in

Nakuru court attack exposes security lapses

Michael Kuhora Njeri, an electrician, was on Wednesday arraigned for attempted murder and obstruction of justice.

Tuesday’s attack on a magistrate and two other people by a convict has exposed security lapses in Kenyan courtrooms.

The prosecution said he assaulted resident magistrate Eunice Kelly, Ms Edith Adhiambo — a complainant — and Constable Regina Wanjiru.

Kuhora told the court that he got furious when the magistrate sentenced him to three years in prison in the assault case against him.

According to witnesses, the enraged man pounced on Ms Adhiambo before turning on the magistrate and the court orderly.

Only one security officer was in the court at the time of the attack. The Nation has also established that most orderlies are fresh graduates of police training colleges.

Kuhora said he got the screwdriver he used in the attack from government offices where he was working as a casual.

He said he was “slightly drunk” at the time of the attack and pleaded for forgiveness because he had a wife and a child “and I am also an orphan”.

Kuhora, however, denied obstructing court duties and causing disturbance at the court.

The court directed that he remains in custody until Thursday when details of the case would be read to him.

ENOUGH PERSONNEL

Former Law Society of Kenya Rift Valley chapter chairman Benard Kipkoech Ng’etich on Wednesday said courtrooms should always have enough security personnel.

“Police commanders should ensure courts are highly guarded,” he said.

He said even if the law does not allow handcuffing of the accused in court, those convicted should be cuffed immediately.

Meanwhile, Chief Justice David Maraga condemned the attack and said the Judiciary would not be intimidated by cowardly acts.

“I condemn the attack on the magistrate, the complainant and a police officer and wish them quick recovery,” Justice Maraga said before sending his deputy to Nakuru.

“I want the public to know that we will continue to discharge our duties without fear.”

In Nakuru, Deputy Chief Justice Philomena Mwilu announced that the security system would be strengthened to ensure the safety of court users and officials.

The DJC said there would be increased surveillance at entrances and courtrooms from next week.

“The Judiciary is working closely with the Ministry of Interior and National coordination.

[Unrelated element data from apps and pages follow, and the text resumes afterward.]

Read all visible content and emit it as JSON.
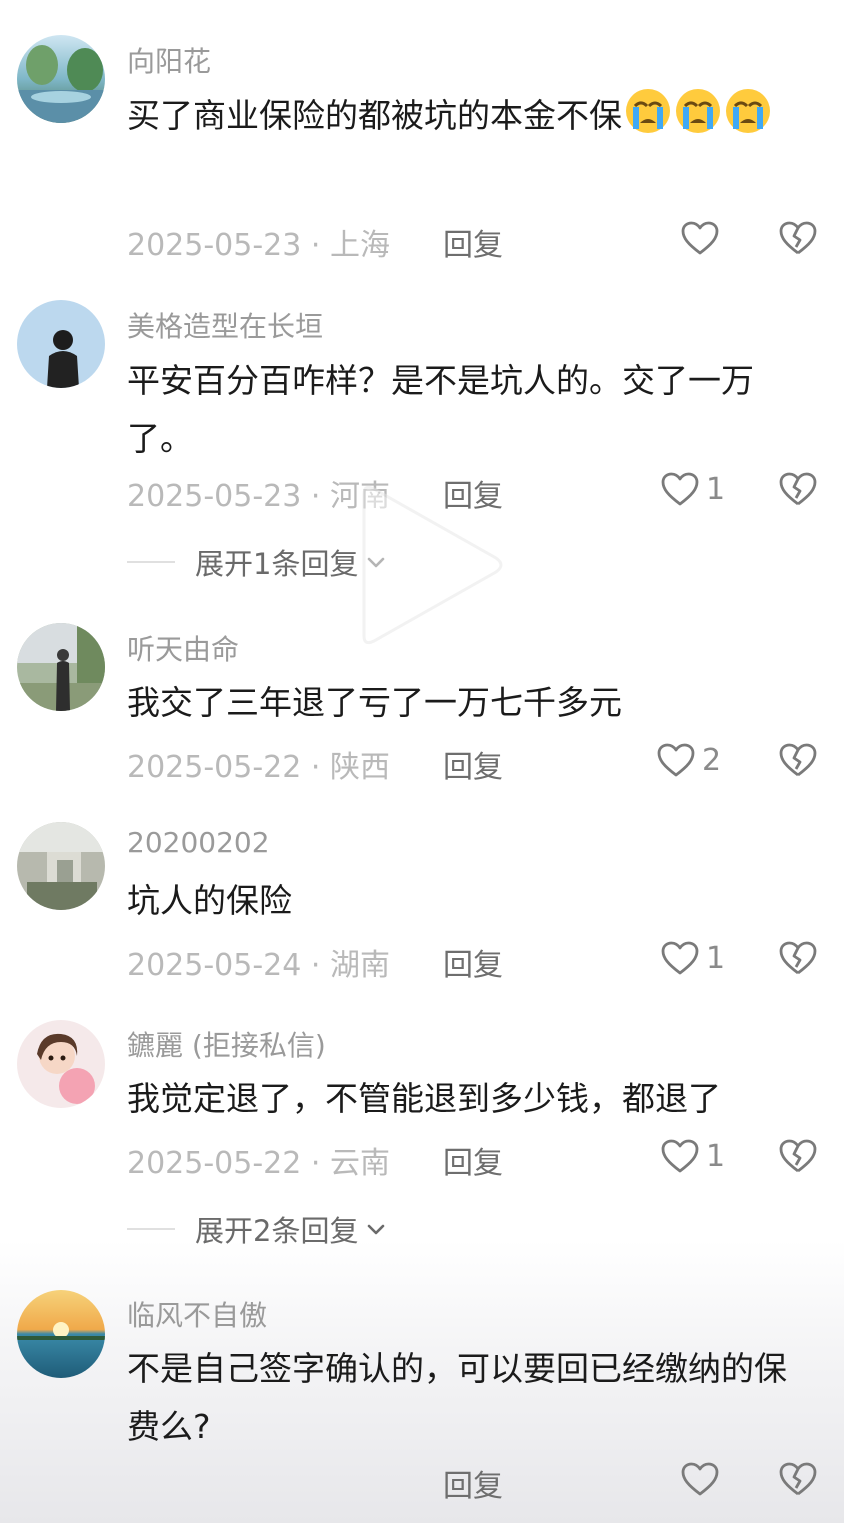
{
  "comments": [
    {
      "username": "向阳花",
      "text": "买了商业保险的都被坑的本金不保",
      "emoji": "loudly-crying-face",
      "date": "2025-05-23",
      "location": "上海",
      "reply_label": "回复",
      "likes": ""
    },
    {
      "username": "美格造型在长垣",
      "text": "平安百分百咋样？是不是坑人的。交了一万了。",
      "date": "2025-05-23",
      "location": "河南",
      "reply_label": "回复",
      "likes": "1",
      "expand_label": "展开1条回复"
    },
    {
      "username": "听天由命",
      "text": "我交了三年退了亏了一万七千多元",
      "date": "2025-05-22",
      "location": "陕西",
      "reply_label": "回复",
      "likes": "2"
    },
    {
      "username": "20200202",
      "text": "坑人的保险",
      "date": "2025-05-24",
      "location": "湖南",
      "reply_label": "回复",
      "likes": "1"
    },
    {
      "username": "鑣麗 (拒接私信)",
      "text": "我觉定退了，不管能退到多少钱，都退了",
      "date": "2025-05-22",
      "location": "云南",
      "reply_label": "回复",
      "likes": "1",
      "expand_label": "展开2条回复"
    },
    {
      "username": "临风不自傲",
      "text": "不是自己签字确认的，可以要回已经缴纳的保费么?",
      "reply_label": "回复",
      "likes": ""
    }
  ],
  "meta_separator": " · ",
  "icons": {
    "like": "heart-outline-icon",
    "dislike": "broken-heart-icon",
    "expand": "chevron-down-icon",
    "overlay": "play-icon"
  },
  "colors": {
    "username": "#9a9a9a",
    "text": "#1b1b1b",
    "meta": "#b9b9b9",
    "icon": "#7a7a7a"
  }
}
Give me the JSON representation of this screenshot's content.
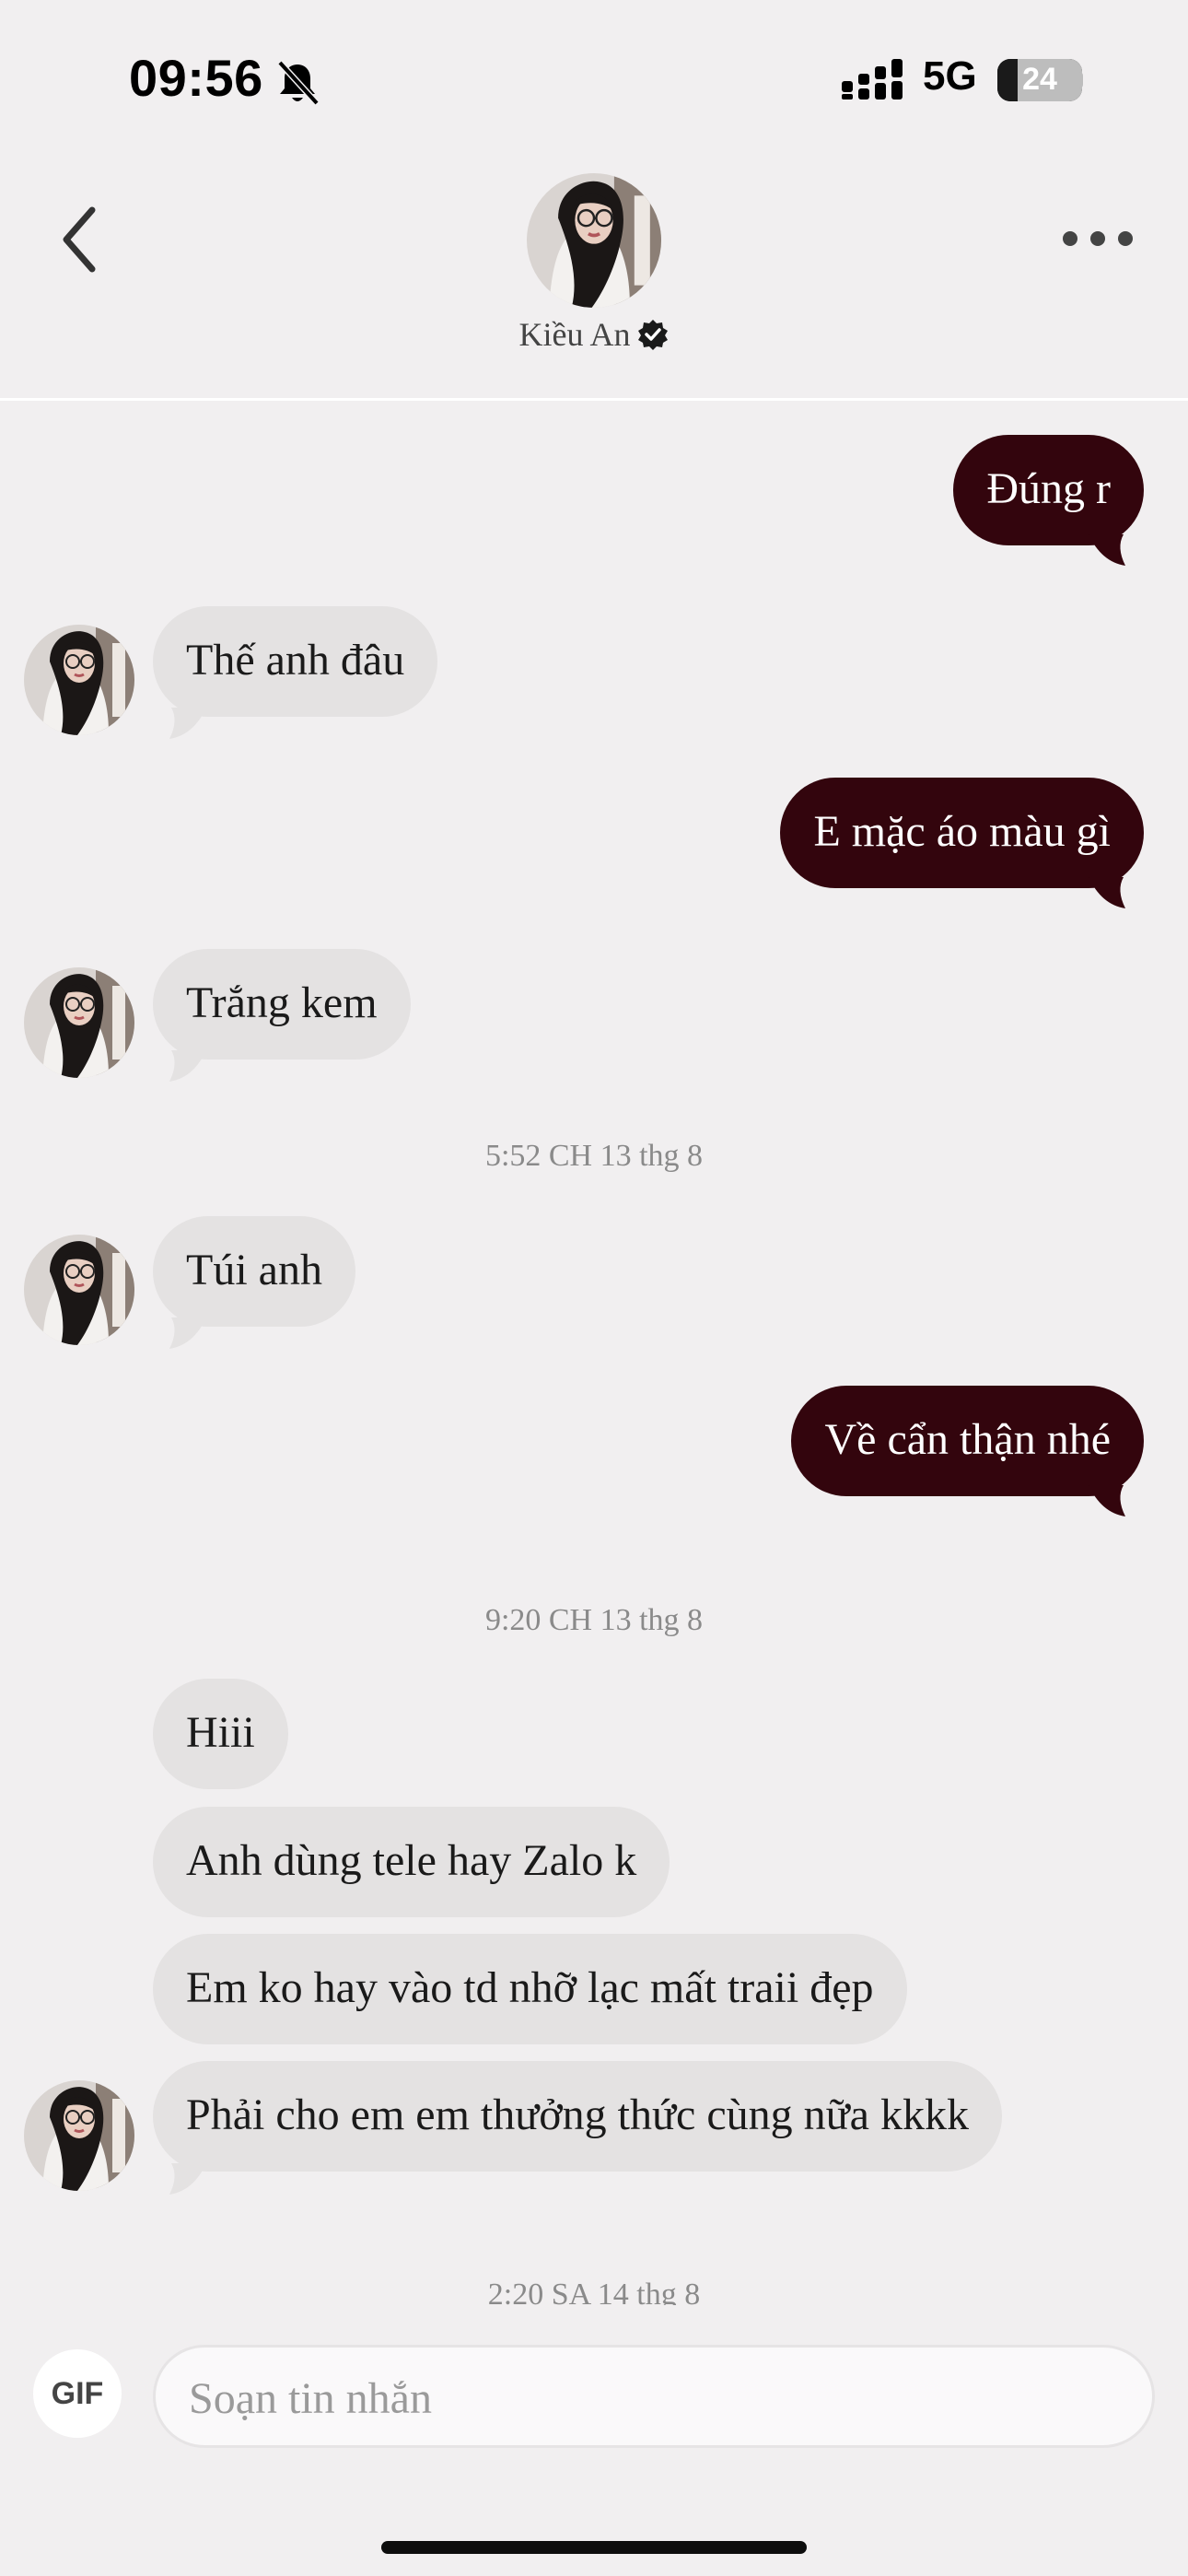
{
  "status_bar": {
    "time": "09:56",
    "network": "5G",
    "battery_level": "24"
  },
  "header": {
    "contact_name": "Kiều An"
  },
  "messages": {
    "m1": "Đúng r",
    "m2": "Thế anh đâu",
    "m3": "E mặc áo màu gì",
    "m4": "Trắng kem",
    "ts1": "5:52 CH 13 thg 8",
    "m5": "Túi anh",
    "m6": "Về cẩn thận nhé",
    "ts2": "9:20 CH 13 thg 8",
    "m7": "Hiii",
    "m8": "Anh dùng tele hay Zalo k",
    "m9": "Em ko hay vào td nhỡ lạc mất traii đẹp",
    "m10": "Phải cho em em thưởng thức cùng nữa kkkk",
    "ts3": "2:20 SA 14 thg 8"
  },
  "composer": {
    "gif_label": "GIF",
    "placeholder": "Soạn tin nhắn"
  },
  "colors": {
    "outgoing_bubble": "#33050d",
    "incoming_bubble": "#e4e2e2",
    "background": "#f1eff0"
  }
}
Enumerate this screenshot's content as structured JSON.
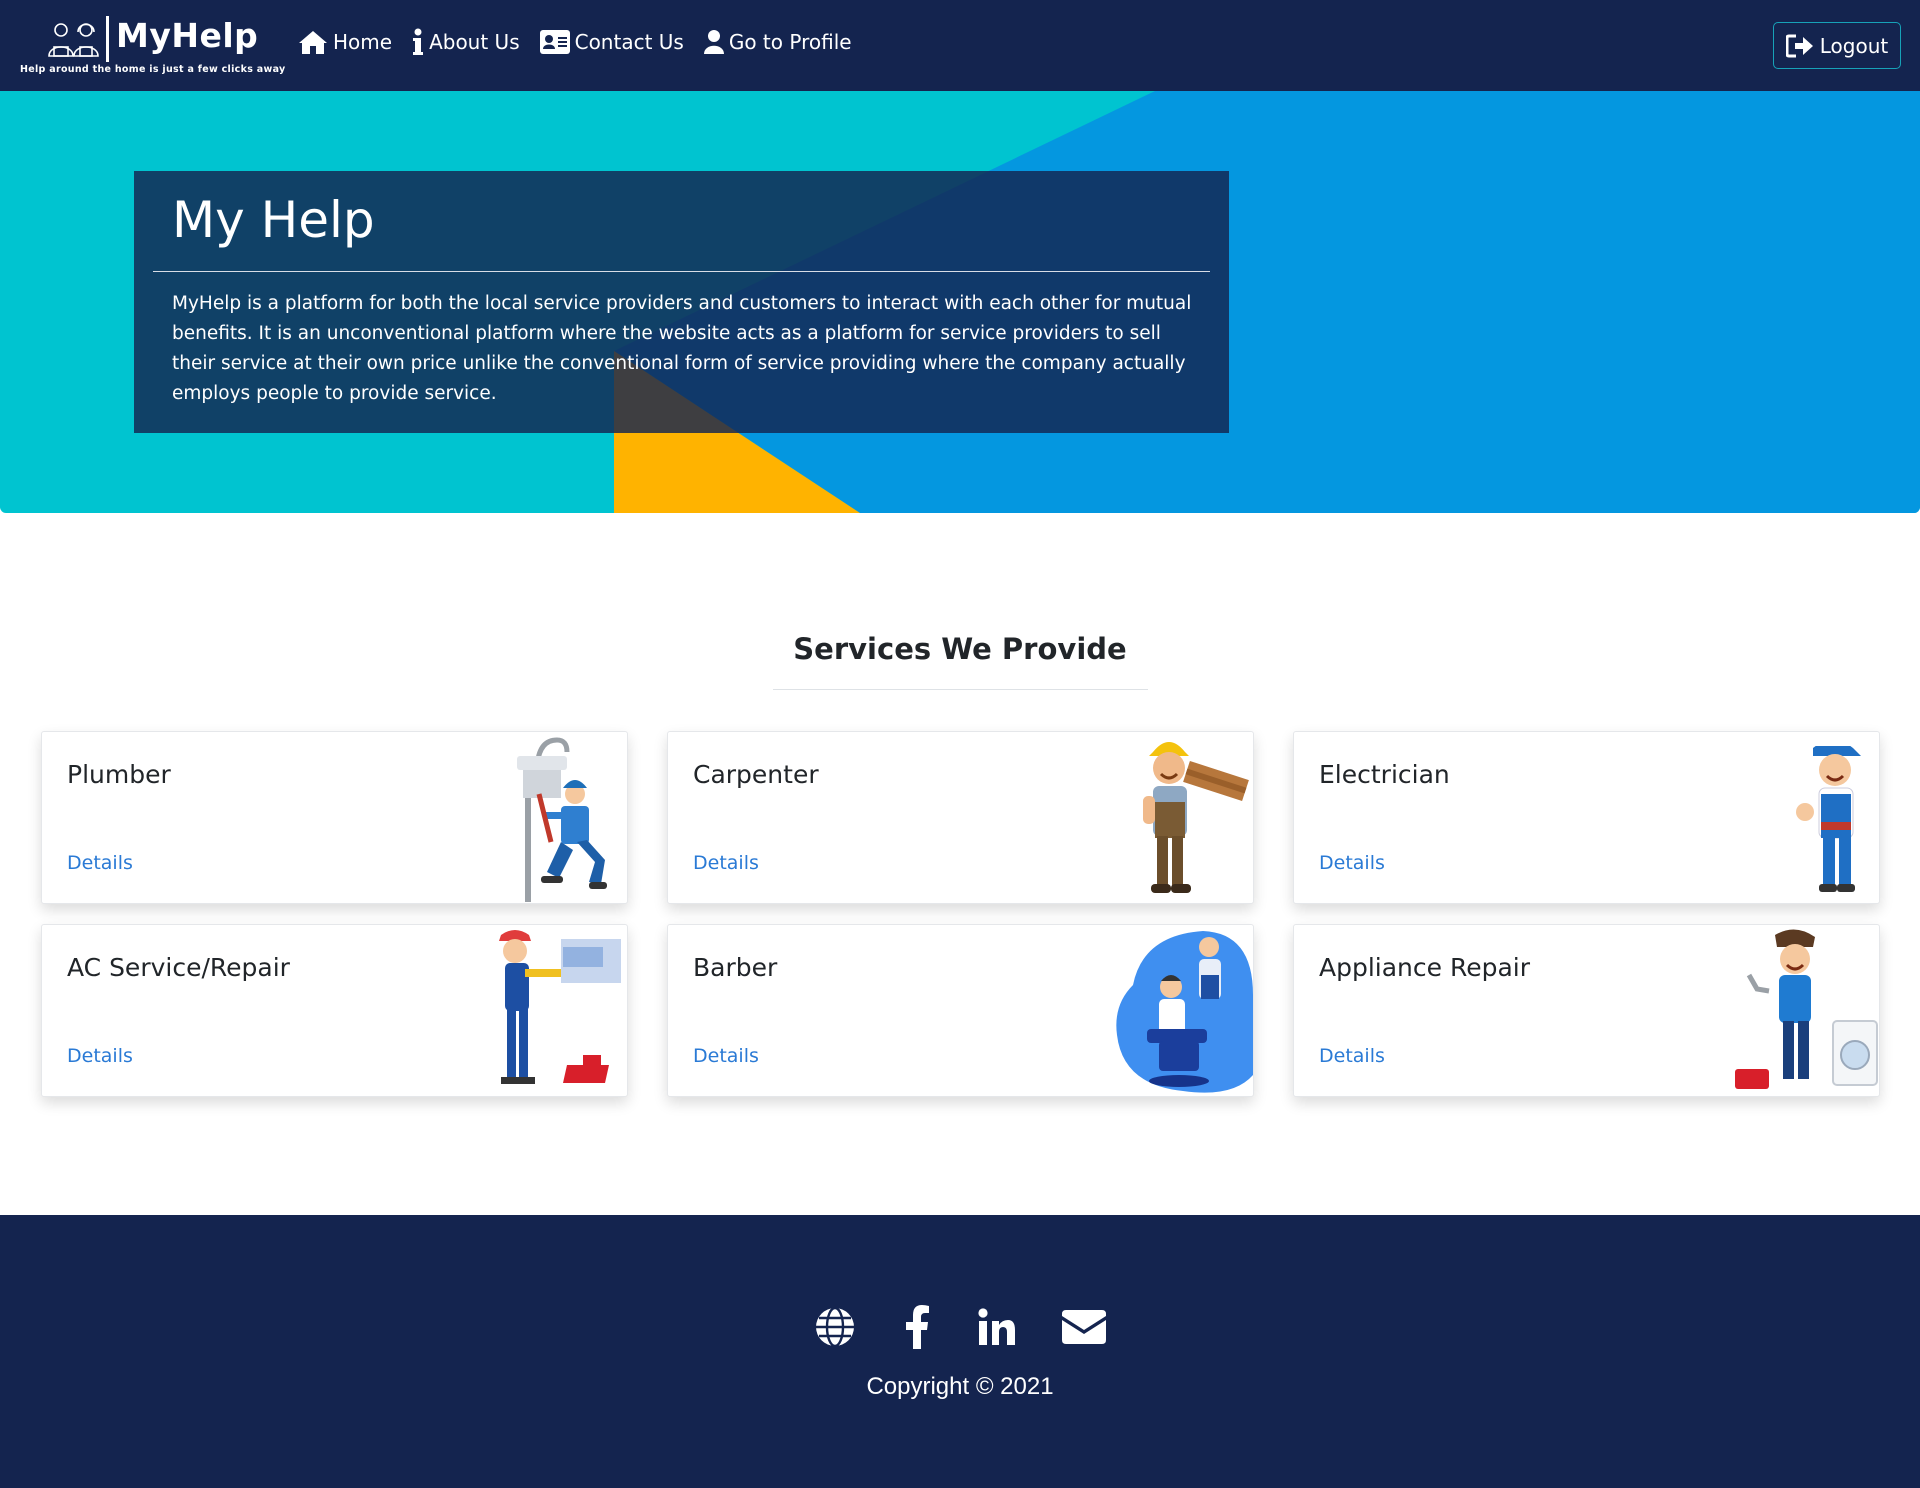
{
  "brand": {
    "name": "MyHelp",
    "tagline": "Help around the home is just a few clicks away"
  },
  "nav": {
    "items": [
      {
        "label": "Home",
        "icon": "home-icon"
      },
      {
        "label": "About Us",
        "icon": "info-icon"
      },
      {
        "label": "Contact Us",
        "icon": "address-card-icon"
      },
      {
        "label": "Go to Profile",
        "icon": "user-icon"
      }
    ],
    "logout_label": "Logout"
  },
  "hero": {
    "title": "My Help",
    "description": "MyHelp is a platform for both the local service providers and customers to interact with each other for mutual benefits. It is an unconventional platform where the website acts as a platform for service providers to sell their service at their own price unlike the conventional form of service providing where the company actually employs people to provide service."
  },
  "services": {
    "heading": "Services We Provide",
    "cards": [
      {
        "title": "Plumber",
        "link": "Details",
        "image": "plumber-illustration"
      },
      {
        "title": "Carpenter",
        "link": "Details",
        "image": "carpenter-illustration"
      },
      {
        "title": "Electrician",
        "link": "Details",
        "image": "electrician-illustration"
      },
      {
        "title": "AC Service/Repair",
        "link": "Details",
        "image": "ac-repair-illustration"
      },
      {
        "title": "Barber",
        "link": "Details",
        "image": "barber-illustration"
      },
      {
        "title": "Appliance Repair",
        "link": "Details",
        "image": "appliance-repair-illustration"
      }
    ]
  },
  "footer": {
    "social": [
      "globe-icon",
      "facebook-icon",
      "linkedin-icon",
      "envelope-icon"
    ],
    "copyright": "Copyright © 2021"
  },
  "colors": {
    "navy": "#14244f",
    "hero_teal": "#00c4d0",
    "hero_blue": "#0497e0",
    "hero_yellow": "#ffb300",
    "link_blue": "#2a7ad5",
    "logout_border": "#17a2b8"
  }
}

We have requested for more security officers to man courts and avert similar incidents,” said Justice Mwilu.

Trump’s choice for AG once suggested Kenyans could be spies

Kenyans in US illegally told to hope for the best, prepare for the worst